The 1952 Miller-Urey experiment synthesised amino acids essential to life from inorganic materials. The experiment’s vials were then sealed, and when scientists re-examined them 55 years later they were surprised at what was inside.
A plot point in the 1986 film Star Trek IV: The Voyage Home features the fictional material transparent aluminium. Around the same time, actual transparent aluminium was patented.
When did we start wearing clothes? We don’t know for sure, but the genetics of lice, prehistoric needles, and ivory carvings give us some clues.
Blackcurrants, Kinder Surprises, and haggis have all been illegal in the United States at some point.
If you want to build a Geiger counter you need to first find a shipwreck from before 1945.
The Danakil Depression in the Afar Triangle, Ethiopia, is the point where three tectonic plates diverge; has the highest average annual temperature on the planet; and Lucy, the Australopithecus fossil, was found there.
As part of a secret government project begun in 1967, the Chinese scientist Tu Youyou discovered an ancient herbal remedy that would end up saving millions of lives.
In 1953 the sci-fi author Hugo Gernsback proposed provisional patents for sci-fi writers’ hypothetical inventions. 42 years earlier, he had predicted radar, television, remote controls, solar power, synthetic cloth, and videophones.
What do bullet ants and guarana have in common? The Sateré-Mawé people of Brazil.
Cats hold a special place in Islam, reaching back as far as Muhammad’s own love of the animals.
How do you work out the function of a specific gene? Knock them out one by one and see what happens.
That band of deep blue in the sky opposite a sunrise or sunset? It’s the shadow of the planet.
Fukuoka, Japan, is home to an iconic ziggurat-like building topped by a dozen roof garden steps.
Yuri Gagarin may have been the first person to orbit the Earth in space, but Gherman Titov was the first to orbit the Earth more than once, the first to pilot a spacecraft, and the first to throw up in space.
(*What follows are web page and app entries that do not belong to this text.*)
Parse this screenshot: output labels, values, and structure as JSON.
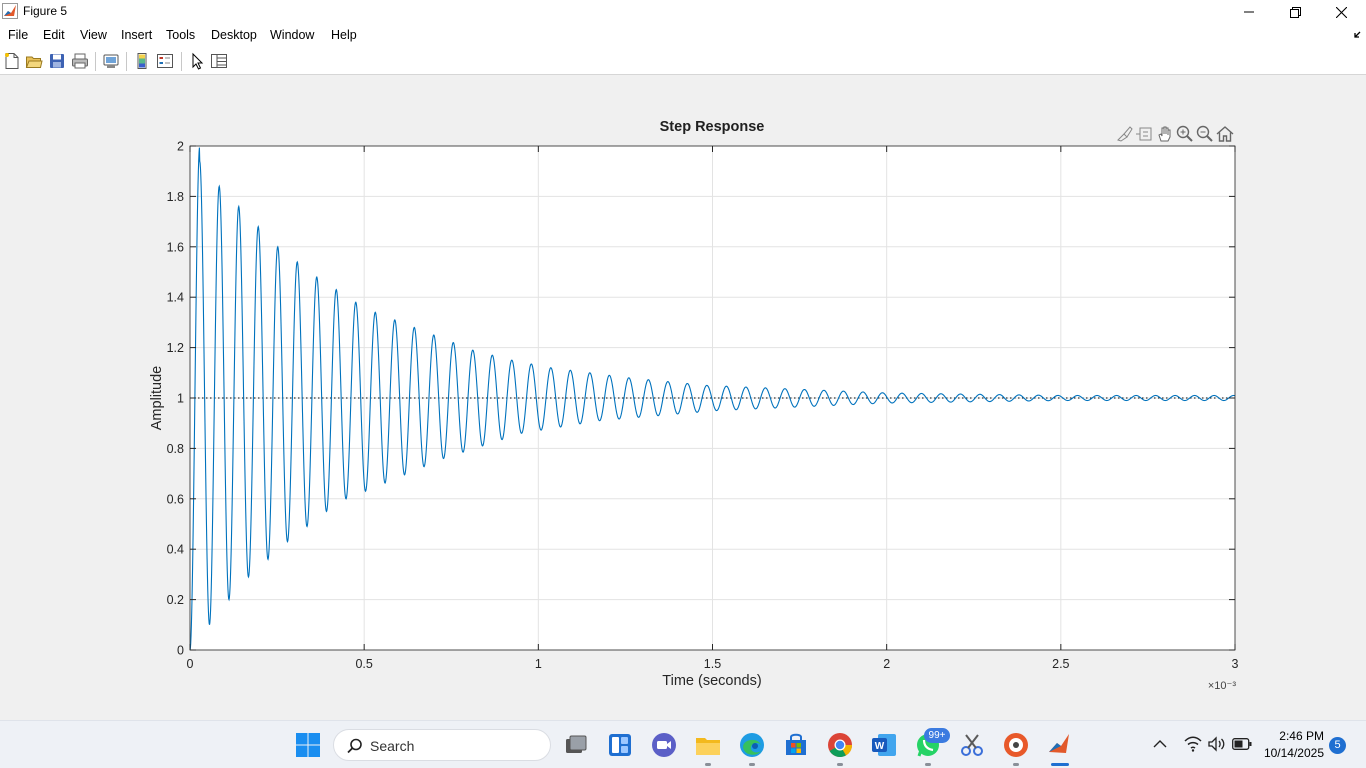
{
  "window": {
    "title": "Figure 5",
    "icon": "matlab-icon",
    "controls": [
      "minimize-icon",
      "maximize-icon",
      "close-icon"
    ]
  },
  "menubar": {
    "items": [
      "File",
      "Edit",
      "View",
      "Insert",
      "Tools",
      "Desktop",
      "Window",
      "Help"
    ]
  },
  "toolbar": {
    "icons": [
      "new-figure-icon",
      "open-file-icon",
      "save-icon",
      "print-icon",
      "link-plot-icon",
      "colorbar-icon",
      "legend-icon",
      "edit-plot-icon",
      "property-inspector-icon"
    ]
  },
  "axes_toolbar": {
    "icons": [
      "brush-icon",
      "datatip-icon",
      "pan-icon",
      "zoom-in-icon",
      "zoom-out-icon",
      "home-icon"
    ]
  },
  "chart_data": {
    "type": "line",
    "title": "Step Response",
    "xlabel": "Time (seconds)",
    "ylabel": "Amplitude",
    "x_exponent_label": "×10⁻³",
    "xlim": [
      0,
      0.003
    ],
    "ylim": [
      0,
      2
    ],
    "xticks": [
      0,
      0.0005,
      0.001,
      0.0015,
      0.002,
      0.0025,
      0.003
    ],
    "xtick_labels": [
      "0",
      "0.5",
      "1",
      "1.5",
      "2",
      "2.5",
      "3"
    ],
    "yticks": [
      0,
      0.2,
      0.4,
      0.6,
      0.8,
      1,
      1.2,
      1.4,
      1.6,
      1.8,
      2
    ],
    "ytick_labels": [
      "0",
      "0.2",
      "0.4",
      "0.6",
      "0.8",
      "1",
      "1.2",
      "1.4",
      "1.6",
      "1.8",
      "2"
    ],
    "grid": true,
    "series_color": "#0072bd",
    "reference_line": {
      "y": 1,
      "style": "dotted",
      "color": "#000000"
    },
    "peaks": [
      {
        "x": 2.8e-05,
        "y": 1.94
      },
      {
        "x": 8.4e-05,
        "y": 1.84
      },
      {
        "x": 0.00014,
        "y": 1.76
      },
      {
        "x": 0.000196,
        "y": 1.68
      },
      {
        "x": 0.000252,
        "y": 1.6
      },
      {
        "x": 0.000308,
        "y": 1.54
      },
      {
        "x": 0.000364,
        "y": 1.48
      },
      {
        "x": 0.00042,
        "y": 1.43
      },
      {
        "x": 0.000476,
        "y": 1.38
      },
      {
        "x": 0.000532,
        "y": 1.34
      },
      {
        "x": 0.000588,
        "y": 1.31
      },
      {
        "x": 0.0007,
        "y": 1.25
      },
      {
        "x": 0.000812,
        "y": 1.19
      },
      {
        "x": 0.000924,
        "y": 1.15
      },
      {
        "x": 0.001036,
        "y": 1.12
      },
      {
        "x": 0.00126,
        "y": 1.08
      },
      {
        "x": 0.001484,
        "y": 1.05
      },
      {
        "x": 0.002,
        "y": 1.02
      },
      {
        "x": 0.0025,
        "y": 1.01
      }
    ],
    "troughs": [
      {
        "x": 5.6e-05,
        "y": 0.1
      },
      {
        "x": 0.000112,
        "y": 0.2
      },
      {
        "x": 0.000168,
        "y": 0.29
      },
      {
        "x": 0.000224,
        "y": 0.36
      },
      {
        "x": 0.00028,
        "y": 0.43
      },
      {
        "x": 0.000336,
        "y": 0.49
      },
      {
        "x": 0.000392,
        "y": 0.55
      },
      {
        "x": 0.000448,
        "y": 0.6
      },
      {
        "x": 0.000504,
        "y": 0.63
      },
      {
        "x": 0.000728,
        "y": 0.76
      },
      {
        "x": 0.000952,
        "y": 0.86
      },
      {
        "x": 0.001176,
        "y": 0.91
      },
      {
        "x": 0.001512,
        "y": 0.95
      },
      {
        "x": 0.002,
        "y": 0.98
      },
      {
        "x": 0.0025,
        "y": 0.99
      }
    ],
    "final_value": 1.0
  },
  "taskbar": {
    "search_label": "Search",
    "apps": [
      "windows-start-icon",
      "search-icon",
      "task-view-icon",
      "widgets-icon",
      "teams-meet-icon",
      "file-explorer-icon",
      "edge-icon",
      "microsoft-store-icon",
      "chrome-icon",
      "word-icon",
      "whatsapp-icon",
      "snipping-tool-icon",
      "media-player-icon",
      "matlab-icon"
    ],
    "whatsapp_badge": "99+",
    "time": "2:46 PM",
    "date": "10/14/2025",
    "notification_count": "5",
    "tray_icons": [
      "chevron-up-icon",
      "wifi-icon",
      "volume-icon",
      "battery-icon"
    ]
  }
}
Any attempt to categorise knowledge inevitably reinforces our cultural and epistemological biases. And nowhere is this demonstrated better than the absurd taxonomy of animals created by the Argentinian writer Jorge Luis Borges.